EXERCISE DIRECTIONS ▸ What must be handed in is the entire listing, exactly as written, with no pictures.

DATA TO PROCESS ▸
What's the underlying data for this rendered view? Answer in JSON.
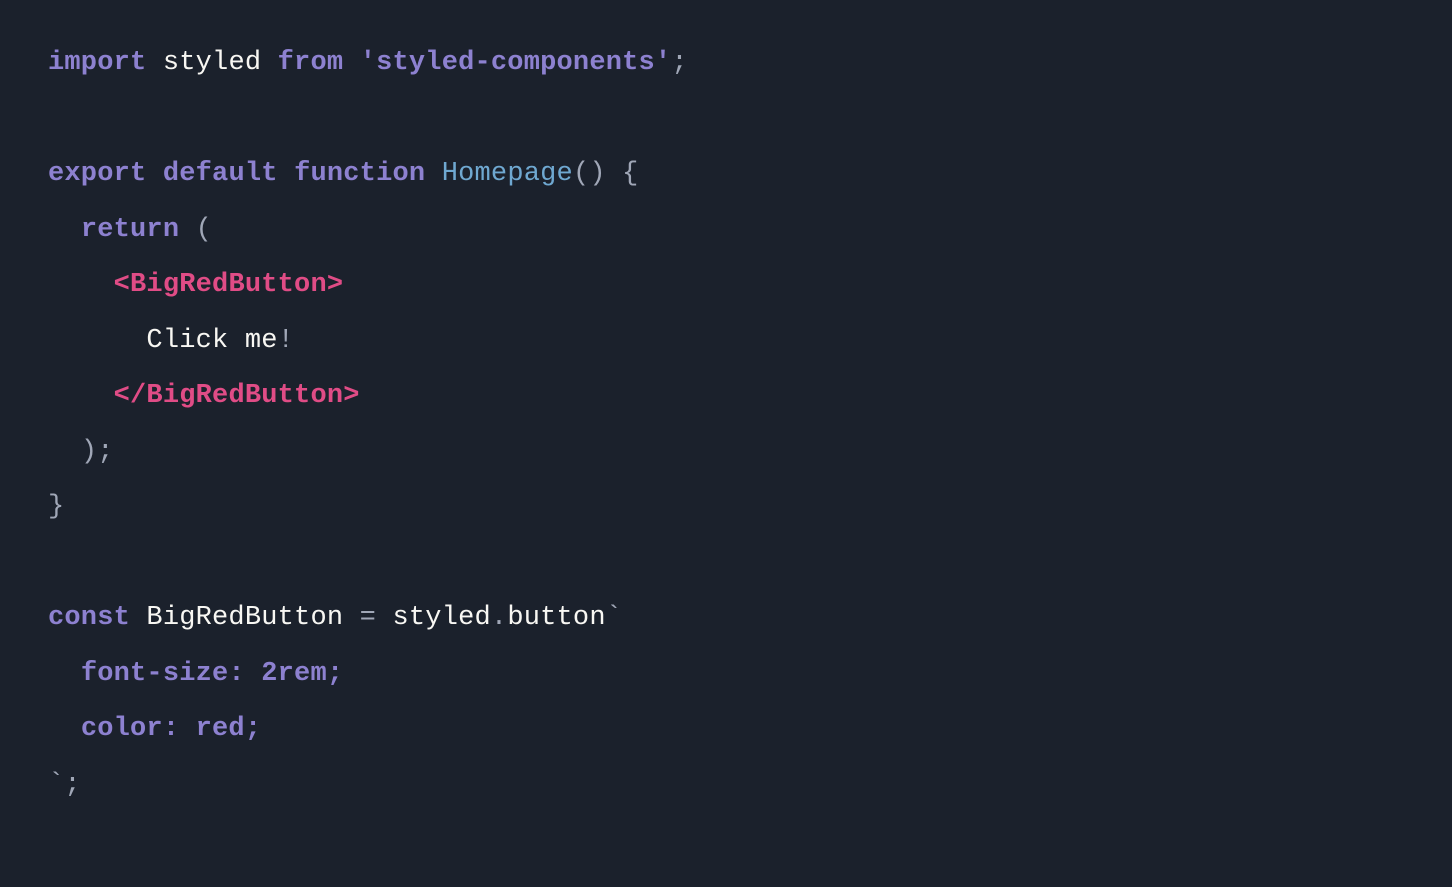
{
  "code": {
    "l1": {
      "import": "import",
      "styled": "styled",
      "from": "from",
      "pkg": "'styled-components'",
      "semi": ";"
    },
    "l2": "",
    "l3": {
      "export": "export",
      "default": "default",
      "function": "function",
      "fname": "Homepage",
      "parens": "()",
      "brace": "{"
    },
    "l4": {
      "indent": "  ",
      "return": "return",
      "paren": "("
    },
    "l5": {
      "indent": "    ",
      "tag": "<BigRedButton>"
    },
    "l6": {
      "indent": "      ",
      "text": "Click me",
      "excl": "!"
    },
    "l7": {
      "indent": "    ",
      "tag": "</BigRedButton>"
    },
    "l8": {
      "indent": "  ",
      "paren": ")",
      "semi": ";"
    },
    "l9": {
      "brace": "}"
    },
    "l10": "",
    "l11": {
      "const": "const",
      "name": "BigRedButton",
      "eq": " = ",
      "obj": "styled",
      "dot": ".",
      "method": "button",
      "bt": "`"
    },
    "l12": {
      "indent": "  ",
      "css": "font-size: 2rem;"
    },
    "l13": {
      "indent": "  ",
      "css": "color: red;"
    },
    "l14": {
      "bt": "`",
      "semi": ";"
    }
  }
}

ANSWER SECTION ▸
What's the underlying data for this rendered view? Answer in JSON.
{
  "code": {
    "l1": {
      "import": "import",
      "styled": "styled",
      "from": "from",
      "pkg": "'styled-components'",
      "semi": ";"
    },
    "l2": "",
    "l3": {
      "export": "export",
      "default": "default",
      "function": "function",
      "fname": "Homepage",
      "parens": "()",
      "brace": "{"
    },
    "l4": {
      "indent": "  ",
      "return": "return",
      "paren": "("
    },
    "l5": {
      "indent": "    ",
      "tag": "<BigRedButton>"
    },
    "l6": {
      "indent": "      ",
      "text": "Click me",
      "excl": "!"
    },
    "l7": {
      "indent": "    ",
      "tag": "</BigRedButton>"
    },
    "l8": {
      "indent": "  ",
      "paren": ")",
      "semi": ";"
    },
    "l9": {
      "brace": "}"
    },
    "l10": "",
    "l11": {
      "const": "const",
      "name": "BigRedButton",
      "eq": " = ",
      "obj": "styled",
      "dot": ".",
      "method": "button",
      "bt": "`"
    },
    "l12": {
      "indent": "  ",
      "css": "font-size: 2rem;"
    },
    "l13": {
      "indent": "  ",
      "css": "color: red;"
    },
    "l14": {
      "bt": "`",
      "semi": ";"
    }
  }
}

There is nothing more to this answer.